While you’re here, don’t miss the ruins of Lillimooloora homestead, dating to the 1890s, which was once a police outpost and the site of the shooting of a constable by Jandamarra, a legendary Aboriginal tracker.
If you were impressed by Windjana, prepare to be blown away by Tunnel Creek, a 3-metre by 15-metre wide and 750 metre-long passage shaped by the creek as it forced its way through the Napier Range range. You can only hike to the end of the tunnel during dry season.
You’ll be knee-deep in water in some parts and be prepared to come across some bats along the way but it’s worth it to see the splendid Aboriginal rock art on the stone walls at the end.
The gobsmacking Geikie Gorge is best experienced on a cultural boat cruise with an indigenous guide. The boat tours run between May and October and offer abundant opportunities to marvel at the 30-metre high walls carved out over millions of years by floodwaters through the Fitzroy River.
Expect to see plenty of freshwater crocodiles, fruit bats and bird life, fruit bats as you learn about the indigenous cultural heritage of the area and the ancient limestone reef on the fascinating and entertaining guided tours.
Drive the Gibb River Road to Gawk at its Ruggedly Beautiful Sights
For the adventurous, driving the 660-kilometre long Gibb River Road between Derby and Kununurra is another of the best things to do in the Kimberley region. Only possible during the dry season, this epic road trip needs to be well-planned and should only be undertaken with a good driver with off-road experience behind the wheel.
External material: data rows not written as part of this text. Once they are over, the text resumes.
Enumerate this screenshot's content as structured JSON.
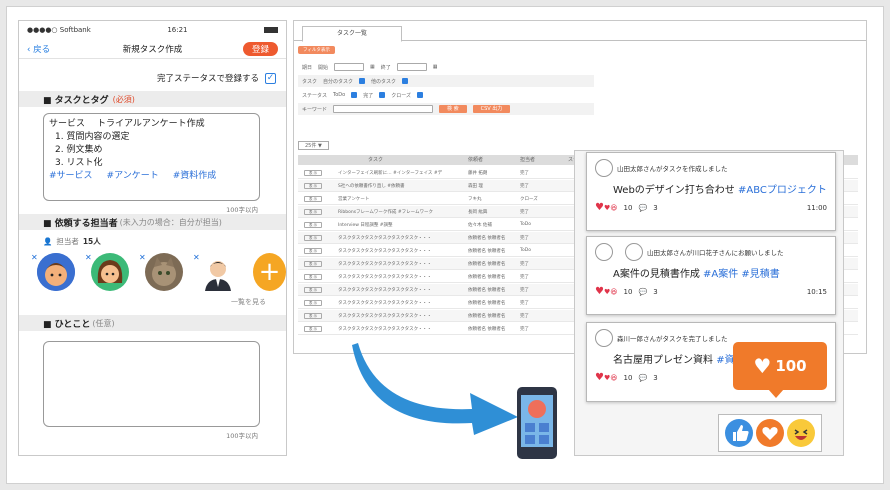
{
  "phone": {
    "status": {
      "carrier": "●●●●○ Softbank",
      "time": "16:21"
    },
    "nav": {
      "back": "戻る",
      "title": "新規タスク作成",
      "register": "登録"
    },
    "register_complete_label": "完了ステータスで登録する",
    "section_task": {
      "title": "■ タスクとタグ",
      "required": "(必須)"
    },
    "task_text": {
      "service_label": "サービス",
      "service_value": "トライアルアンケート作成",
      "items": [
        "1. 質問内容の選定",
        "2. 例文集め",
        "3. リスト化"
      ],
      "tags": [
        "#サービス",
        "#アンケート",
        "#資料作成"
      ]
    },
    "char_limit": "100字以内",
    "section_assignee": {
      "title": "■ 依頼する担当者",
      "note": "(未入力の場合：自分が担当)"
    },
    "assignee_count_label": "担当者",
    "assignee_count": "15人",
    "view_all": "一覧を見る",
    "section_comment": {
      "title": "■ ひとこと",
      "note": "(任意)"
    },
    "comment_limit": "100字以内"
  },
  "web": {
    "tab": "タスク一覧",
    "top_button": "フィルタ表示",
    "filters": {
      "date_label": "期日",
      "start": "開始",
      "end": "終了",
      "task_label": "タスク",
      "task_opt1": "自分のタスク",
      "task_opt2": "他のタスク",
      "status_label": "ステータス",
      "status_opt1": "ToDo",
      "status_opt2": "完了",
      "status_opt3": "クローズ",
      "keyword_label": "キーワード",
      "search": "検 索",
      "csv": "CSV 出力"
    },
    "page_label": "25件 ▼",
    "table": {
      "headers": [
        "タスク",
        "依頼者",
        "担当者",
        "ステータス"
      ],
      "btn": "表 示",
      "rows": [
        {
          "task": "インターフェイス刷新に… #インターフェイス #デ",
          "req": "藤井 拓朗",
          "st": "完了"
        },
        {
          "task": "S社への依頼書作り直し #依頼書",
          "req": "森田 理",
          "st": "完了"
        },
        {
          "task": "営業アンケート",
          "req": "フキ丸",
          "st": "クローズ"
        },
        {
          "task": "Ribbonsフレームワーク作成 #フレームワーク",
          "req": "長岡 紘興",
          "st": "完了"
        },
        {
          "task": "Interview 日程調整 #調整",
          "req": "佐々木 佐補",
          "st": "ToDo"
        },
        {
          "task": "タスクタスクタスクタスクタスクタスク・・・",
          "req": "依頼者名 依頼者名",
          "st": "完了"
        },
        {
          "task": "タスクタスクタスクタスクタスクタスク・・・",
          "req": "依頼者名 依頼者名",
          "st": "ToDo"
        },
        {
          "task": "タスクタスクタスクタスクタスクタスク・・・",
          "req": "依頼者名 依頼者名",
          "st": "完了"
        },
        {
          "task": "タスクタスクタスクタスクタスクタスク・・・",
          "req": "依頼者名 依頼者名",
          "st": "完了"
        },
        {
          "task": "タスクタスクタスクタスクタスクタスク・・・",
          "req": "依頼者名 依頼者名",
          "st": "完了"
        },
        {
          "task": "タスクタスクタスクタスクタスクタスク・・・",
          "req": "依頼者名 依頼者名",
          "st": "完了"
        },
        {
          "task": "タスクタスクタスクタスクタスクタスク・・・",
          "req": "依頼者名 依頼者名",
          "st": "完了"
        },
        {
          "task": "タスクタスクタスクタスクタスクタスク・・・",
          "req": "依頼者名 依頼者名",
          "st": "完了"
        }
      ]
    }
  },
  "cards": [
    {
      "actor": "山田太郎さんがタスクを作成しました",
      "title": "Webのデザイン打ち合わせ",
      "tag": "#ABCプロジェクト",
      "likes": "10",
      "comments": "3",
      "time": "11:00"
    },
    {
      "actor": "山田太郎さんが川口花子さんにお願いしました",
      "title": "A案件の見積書作成",
      "tag": "#A案件 #見積書",
      "likes": "10",
      "comments": "3",
      "time": "10:15"
    },
    {
      "actor": "森川一郎さんがタスクを完了しました",
      "title": "名古屋用プレゼン資料",
      "tag": "#資料",
      "likes": "10",
      "comments": "3",
      "time": ""
    }
  ],
  "reaction_count": "100",
  "colors": {
    "accent_orange": "#ee5a2f",
    "link_blue": "#1f7ae0",
    "arrow_blue": "#2f8fd6",
    "bubble_orange": "#f07a2a"
  }
}
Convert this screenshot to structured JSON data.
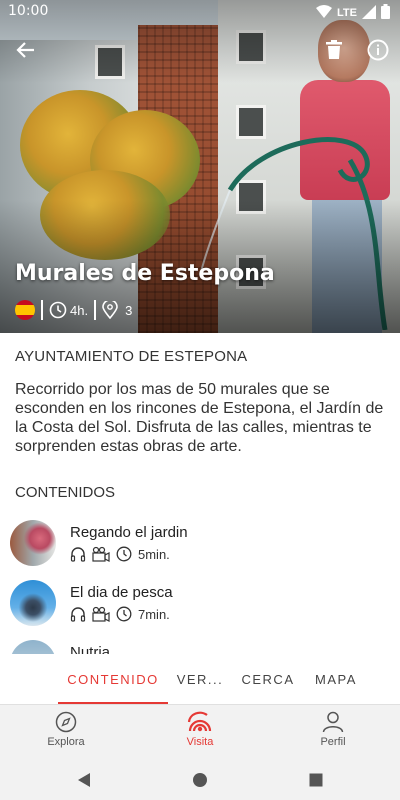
{
  "status_bar": {
    "time": "10:00",
    "network": "LTE"
  },
  "hero": {
    "title": "Murales de Estepona",
    "duration": "4h.",
    "places_count": "3",
    "flag": "spain-flag"
  },
  "organization": "AYUNTAMIENTO DE ESTEPONA",
  "description": "Recorrido por los mas de 50 murales que se esconden en los rincones de Estepona, el Jardín de la Costa del Sol. Disfruta de las calles, mientras te sorprenden estas obras de arte.",
  "contents": {
    "title": "CONTENIDOS",
    "items": [
      {
        "title": "Regando el jardin",
        "duration": "5min."
      },
      {
        "title": "El dia de pesca",
        "duration": "7min."
      },
      {
        "title": "Nutria",
        "duration": ""
      }
    ]
  },
  "tabs": [
    {
      "label": "CONTENIDO",
      "active": true
    },
    {
      "label": "VER...",
      "active": false
    },
    {
      "label": "CERCA",
      "active": false
    },
    {
      "label": "MAPA",
      "active": false
    }
  ],
  "bottom_nav": [
    {
      "label": "Explora",
      "icon": "compass-icon",
      "active": false
    },
    {
      "label": "Visita",
      "icon": "visit-icon",
      "active": true
    },
    {
      "label": "Perfil",
      "icon": "person-icon",
      "active": false
    }
  ],
  "colors": {
    "accent": "#e53935"
  }
}
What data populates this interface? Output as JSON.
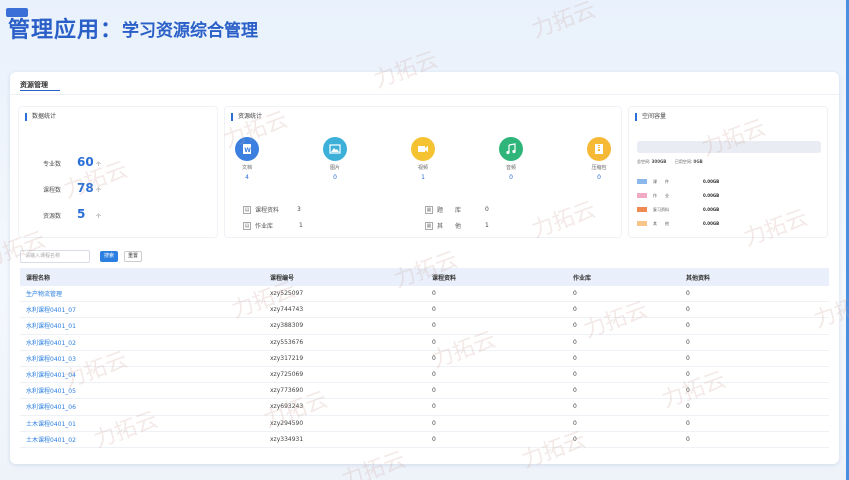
{
  "header": {
    "title": "管理应用：",
    "subtitle": "学习资源综合管理"
  },
  "panel": {
    "title": "资源管理"
  },
  "data_stats": {
    "title": "数据统计",
    "rows": [
      {
        "label": "专业数",
        "value": "60",
        "unit": "个"
      },
      {
        "label": "课程数",
        "value": "78",
        "unit": "个"
      },
      {
        "label": "资源数",
        "value": "5",
        "unit": "个"
      }
    ]
  },
  "resource_stats": {
    "title": "资源统计",
    "items": [
      {
        "label": "文档",
        "count": "4",
        "color": "#3b7fe0",
        "icon": "word-icon"
      },
      {
        "label": "图片",
        "count": "0",
        "color": "#3cb0d8",
        "icon": "image-icon"
      },
      {
        "label": "视频",
        "count": "1",
        "color": "#f5c332",
        "icon": "video-icon"
      },
      {
        "label": "音频",
        "count": "0",
        "color": "#2fb57a",
        "icon": "music-icon"
      },
      {
        "label": "压缩包",
        "count": "0",
        "color": "#f5b935",
        "icon": "archive-icon"
      }
    ],
    "sub": [
      {
        "label": "课程资料",
        "value": "3"
      },
      {
        "label": "作业库",
        "value": "1"
      },
      {
        "label": "题　　库",
        "value": "0"
      },
      {
        "label": "其　　他",
        "value": "1"
      }
    ]
  },
  "space": {
    "title": "空间容量",
    "total_label": "总空间:",
    "total": "300GB",
    "used_label": "已用空间:",
    "used": "0GB",
    "legend": [
      {
        "name": "课　　件",
        "value": "0.00GB",
        "color": "#8ab8ec"
      },
      {
        "name": "作　　业",
        "value": "0.00GB",
        "color": "#f2a9c3"
      },
      {
        "name": "复习资料",
        "value": "0.00GB",
        "color": "#ef8a52"
      },
      {
        "name": "其　　他",
        "value": "0.00GB",
        "color": "#f7c58a"
      }
    ]
  },
  "search": {
    "placeholder": "请输入课程名称",
    "search_label": "搜索",
    "reset_label": "重置"
  },
  "table": {
    "headers": [
      "课程名称",
      "课程编号",
      "课程资料",
      "作业库",
      "其他资料"
    ],
    "rows": [
      [
        "生产物流管理",
        "xzy525097",
        "0",
        "0",
        "0"
      ],
      [
        "水利课程0401_07",
        "xzy744743",
        "0",
        "0",
        "0"
      ],
      [
        "水利课程0401_01",
        "xzy388309",
        "0",
        "0",
        "0"
      ],
      [
        "水利课程0401_02",
        "xzy553676",
        "0",
        "0",
        "0"
      ],
      [
        "水利课程0401_03",
        "xzy317219",
        "0",
        "0",
        "0"
      ],
      [
        "水利课程0401_04",
        "xzy725069",
        "0",
        "0",
        "0"
      ],
      [
        "水利课程0401_05",
        "xzy773690",
        "0",
        "0",
        "0"
      ],
      [
        "水利课程0401_06",
        "xzy693243",
        "0",
        "0",
        "0"
      ],
      [
        "土木课程0401_01",
        "xzy294590",
        "0",
        "0",
        "0"
      ],
      [
        "土木课程0401_02",
        "xzy334931",
        "0",
        "0",
        "0"
      ]
    ]
  },
  "watermark": "力拓云"
}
Although it’s a few hundred kilometres shorter than the sealed highway, road conditions make this a much more challenging drive and a longer route in terms of time, however, the rewards make the effort and expense worth it.
While driving the Gibb River Road is as much about the journey as the destination(s), the route gives you access to some of the spectacular sights above, such as Tunnel Creek and Windjana Gorge, along with quintessentially Australian outback landscapes.
Expect plenty of panoramic vistas of parched earth, sandy riverbeds, empty plains, and rugged mountain ranges carved by majestic gorges, such as Chamberlain Gorge, where you can do a boat cruise to see wonderful Aboriginal art, and Emma Gorge, at El Questro Wilderness Park, where a bush walk will take you to a waterfall and gorgeous natural swimming hole.
Note that the Gibb River Road was originally established as a transport route for cattle stations to move their stock, so don’t spontaneously decide to explore any tracks off the main road, which will lead to cattle stations or Aboriginal communities. You’ll need to obtain permission first, so make sure you’re taking good maps – yes, paper maps; don’t expect to find an internet signal!
Where to Stay in the Kimberley
Images courtesy of Luxury Escapes
If you’ve been to northern Western Australia, what do you think are some of the best things to do in the Kimberley region?